Such salads might fill otherwise blank scrap albums, pocket journals, or composition books. One could just as easily find them straining the bindings of pre-existing books, a time-worn university text, perhaps.
Consider your beginning. Father in ill-fitting tweeds, waiting for an eastbound streetcar, worrying the coins in his pocket. Mother clinging to his remaining arm, her best cotton dress (generous with the letting out) billowing in the heat rising from the pavement. She carries low, a month early, knees buckling six minutes on the tick.
The morning editions, brash with their 60-points, predict another dog day, the hottest of the summer.
The indifferent vise of contraction tightens. Five minutes now.
You could set your watch.
The streetcar is nowhere to be seen. In your parents’ rising panic, the thought of giving birth in a stifling walk-up in the Shoreview Mansions grips each in a private nightmare.
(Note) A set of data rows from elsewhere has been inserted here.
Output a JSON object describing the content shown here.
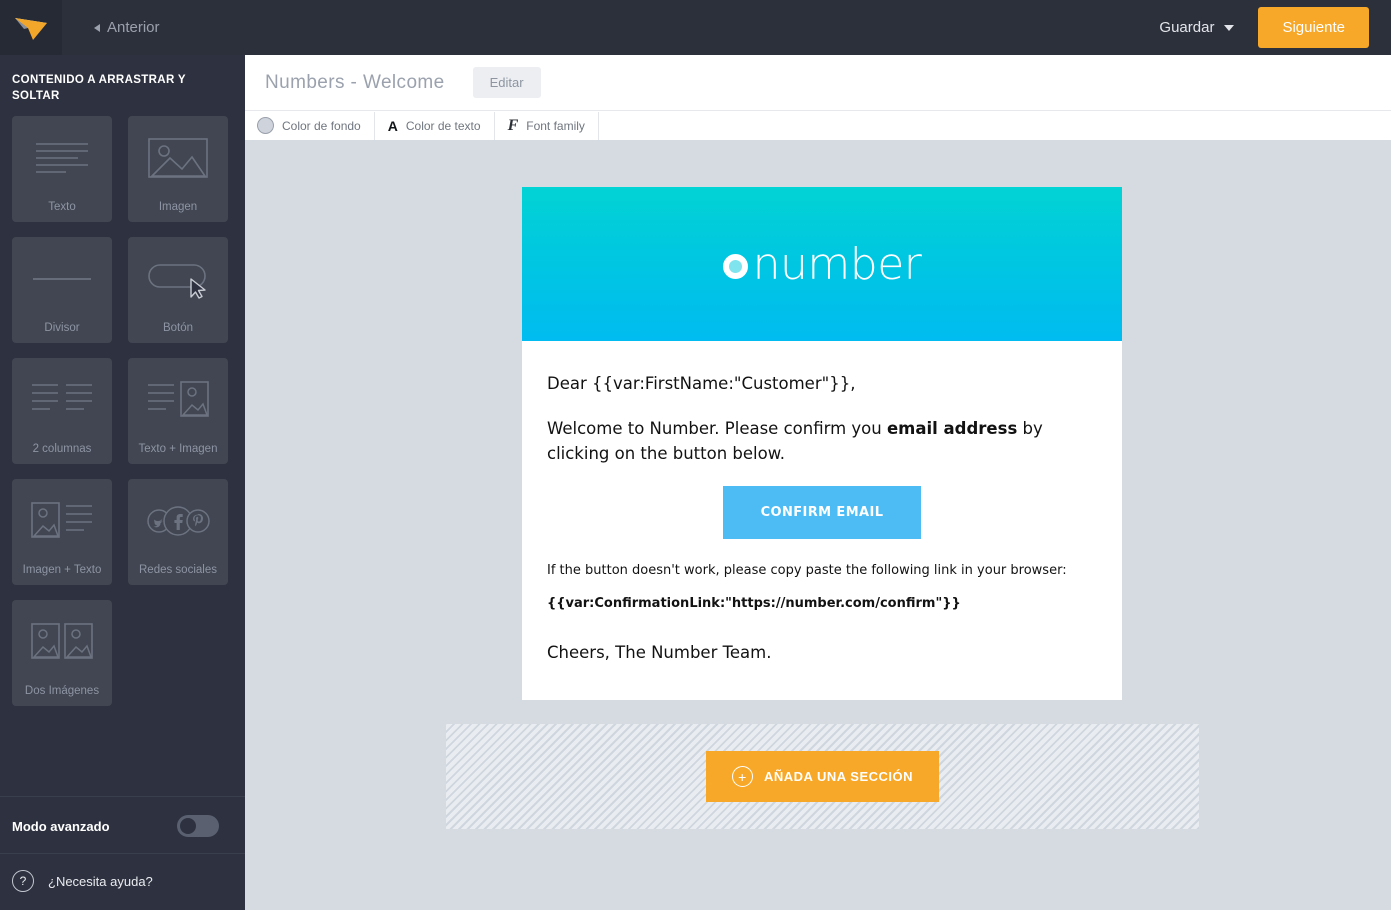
{
  "topbar": {
    "logo_icon": "paper-plane-logo",
    "previous_label": "Anterior",
    "save_label": "Guardar",
    "next_label": "Siguiente",
    "accent_orange": "#f7a828",
    "background": "#2c303b"
  },
  "sidebar": {
    "title": "CONTENIDO A ARRASTRAR Y SOLTAR",
    "blocks": [
      {
        "label": "Texto",
        "icon": "text-lines-icon"
      },
      {
        "label": "Imagen",
        "icon": "image-icon"
      },
      {
        "label": "Divisor",
        "icon": "divider-line-icon"
      },
      {
        "label": "Botón",
        "icon": "button-pill-cursor-icon"
      },
      {
        "label": "2 columnas",
        "icon": "two-columns-icon"
      },
      {
        "label": "Texto + Imagen",
        "icon": "text-image-icon"
      },
      {
        "label": "Imagen + Texto",
        "icon": "image-text-icon"
      },
      {
        "label": "Redes sociales",
        "icon": "social-networks-icon"
      },
      {
        "label": "Dos Imágenes",
        "icon": "two-images-icon"
      }
    ],
    "advanced_mode_label": "Modo avanzado",
    "advanced_mode_on": false,
    "help_label": "¿Necesita ayuda?",
    "help_icon": "question-mark-icon",
    "background": "#2e3240",
    "block_background": "#414652"
  },
  "editor": {
    "doc_title": "Numbers - Welcome",
    "edit_label": "Editar",
    "toolbar": [
      {
        "label": "Color de fondo",
        "icon": "color-swatch-icon"
      },
      {
        "label": "Color de texto",
        "icon": "text-color-A-icon"
      },
      {
        "label": "Font family",
        "icon": "font-family-F-icon"
      }
    ],
    "canvas_background": "#d6dbe2"
  },
  "email": {
    "hero": {
      "logo_text": "number",
      "logo_mark_icon": "number-ring-icon",
      "gradient_from": "#02d3d4",
      "gradient_to": "#00bcf0"
    },
    "greeting": "Dear {{var:FirstName:\"Customer\"}},",
    "intro_prefix": "Welcome to Number. Please confirm you ",
    "intro_bold": "email address",
    "intro_suffix": " by clicking on the button below.",
    "cta_label": "CONFIRM EMAIL",
    "cta_color": "#4dbcf5",
    "fallback_text": "If the button doesn't work, please copy paste the following link in your browser:",
    "link_variable": "{{var:ConfirmationLink:\"https://number.com/confirm\"}}",
    "signoff": "Cheers, The Number Team."
  },
  "add_section": {
    "label": "AÑADA UNA SECCIÓN",
    "icon": "plus-circle-icon",
    "color": "#f7a828"
  }
}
Mother pictures herself flat on her back, a beached whale gasping on the parlour floor. Curses loud and blue, legs splayed for all to see, mysterious fluids ruining the rug. One floor below, her mother-in-law (soon enough Gran) dimples her ceiling with a broom handle, trying to silence the frankly unnecessary language coming from above. Father remembers other leavings of the human body: the thick red violence of it all, no matter that present (if pressing) circumstances might be considered more an affirmation, less a taking, of life.
Teetering at the curb, Mother’s fingers claw at her husband’s sleeve. She loses count, starts again. One Piccadilly, two Piccadilly.
Father’s tweeds: a mix of russet and umber. Mother’s dress: cerulean. The sky: murky, Turneresque, awash with Indian yellow.
The Dutch East Indies, spring 1815. On the island of Sumbawa, Mount Tambora erupts. The resulting cloud of ash, ten times the debris that buried Pompeii, circles the globe, creating a variety of optical phenomena. Prolonged sunsets colour European skies throughout the summer and fall. Abnormal twilights glow orange and red near the horizon, ethereal purple and pink above. Daylight skies appear muddy, as though skim-coated with yellow. Temperatures cool, triggering extreme fluctuations in weather. 1816 becomes the Year Without a Summer.
Meanwhile the artist J.M.W. Turner works his way through another sketching book—he will eventually fill 290 such volumes with pencilled scribbles, hasty watercolour impressions, and detailed notations concerning the play of light and colour in the natural world. This particular sketchbook concentrates on the optics of the English sky, including the colour anomalies caused by the Tambora eruption.
In finished paintings such as Chichester Canal (1828), Turner will move easily from sketch to canvas, putting the vermilions, the chrome oranges, the Indian yellows of his observations to characteristically evocative use.
Mother’s pregnancy is her first: a natural (one might argue predictable) denouement to an evening that occurs eight months earlier; an evening prologued by a day spent on a station platform pacing holes in her best stockings, at last to see a mirage of Brasso’d buttons and hollowed cheeks, pressed khaki and sunken eyes, step lively from a third-class carriage.